It’s likely that in the aftermath of the decision to run his party, Yisrael Beiteinu, on a joint ticket with Likud, Lieberman is playing for the far right vote, after some contended that joining with Likud is an unfortunate moderation. He might also be reassuring Likud’s religious Zionist voters who are scared off by the staunchly secular Yisrael Beiteinu: he shares their skepticism of the peace process.
Mostly, though, Lieberman has long had it in for the PA, and for Mahmoud Abbas in particular, whom he seems to genuinely dislike. In the past he’s directly blamed Abbas for the failures of the peace process, and last year he argued for withholding critical tax revenues from the PA because of its effort to reconcile with Hamas. He sees the PA as a threat to his views on how to unilaterally resolve the peace process—which is to maintain as many of the settlements as possible (he views “illegal outposts” like Migron as legitimate settlements to be held on to).

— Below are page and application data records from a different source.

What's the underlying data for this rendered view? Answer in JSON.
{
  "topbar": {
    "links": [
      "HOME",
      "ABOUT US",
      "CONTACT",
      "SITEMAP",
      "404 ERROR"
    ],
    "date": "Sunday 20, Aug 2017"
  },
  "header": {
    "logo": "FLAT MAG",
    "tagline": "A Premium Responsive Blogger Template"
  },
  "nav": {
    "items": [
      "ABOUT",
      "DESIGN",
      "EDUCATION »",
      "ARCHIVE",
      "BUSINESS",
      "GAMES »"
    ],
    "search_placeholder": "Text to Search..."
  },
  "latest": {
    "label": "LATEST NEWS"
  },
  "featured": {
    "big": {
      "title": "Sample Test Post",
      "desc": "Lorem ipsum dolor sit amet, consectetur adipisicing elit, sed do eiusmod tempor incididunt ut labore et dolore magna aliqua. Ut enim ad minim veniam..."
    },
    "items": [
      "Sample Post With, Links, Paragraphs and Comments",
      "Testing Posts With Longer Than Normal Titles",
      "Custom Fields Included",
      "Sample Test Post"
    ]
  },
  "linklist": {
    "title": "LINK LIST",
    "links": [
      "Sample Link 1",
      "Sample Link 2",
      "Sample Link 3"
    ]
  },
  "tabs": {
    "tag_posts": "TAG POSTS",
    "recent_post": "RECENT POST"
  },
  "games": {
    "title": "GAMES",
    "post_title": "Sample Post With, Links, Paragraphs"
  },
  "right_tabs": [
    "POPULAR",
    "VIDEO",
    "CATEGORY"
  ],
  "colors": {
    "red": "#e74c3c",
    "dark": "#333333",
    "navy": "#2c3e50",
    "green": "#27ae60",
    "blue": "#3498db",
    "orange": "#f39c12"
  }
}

There is also genuine fear among Lieberman and other ministers in the government that if the PA is successful at the U.N., it will be the first real step toward the formal delegitimization of Israel and/or a weakening of its negotiating position.
More worrying is that Lieberman feels emboldened by his deal with Likud. Immediately after the announcement, analysts and officials in Likud proclaimed Lieberman’s position as heir apparent to Benjamin Netanyahu. And despite his well-known ambitions—which would entail his swallowing up of Likud—Likud members overwhelmingly approved the arrangement. His status is therefore stronger among the ministers, some of whom might have to serve with him again in a post-January Likud Beiteinu government. He can push his long-held agenda regarding the PA forward with more credibility and support now.
There are plenty of reasons why destroying the PA is a short sighted policy. But if the PA presses forward with its effort at the U.N., we can expect Lieberman to push even harder for punitive measures against both Abbas and the PA. In the event, it’s likely we’ll see both restrained from the ability to govern effectively, or maintain relations with other organizations and governments—similar to the way Ariel Sharon boxed Yasser Arafat in.
The date for the official request at the U.N. is fast approaching. It’s not clear yet if the Americans and the Europeans will be able to stave off the effort (assuming they want to). It’s still possible Lieberman’s fury will be contained by Netanyahu, or that Abbas’s success won’t be the game-changer Israel think it’ll be. But, at this moment, it’s not looking good for the PA.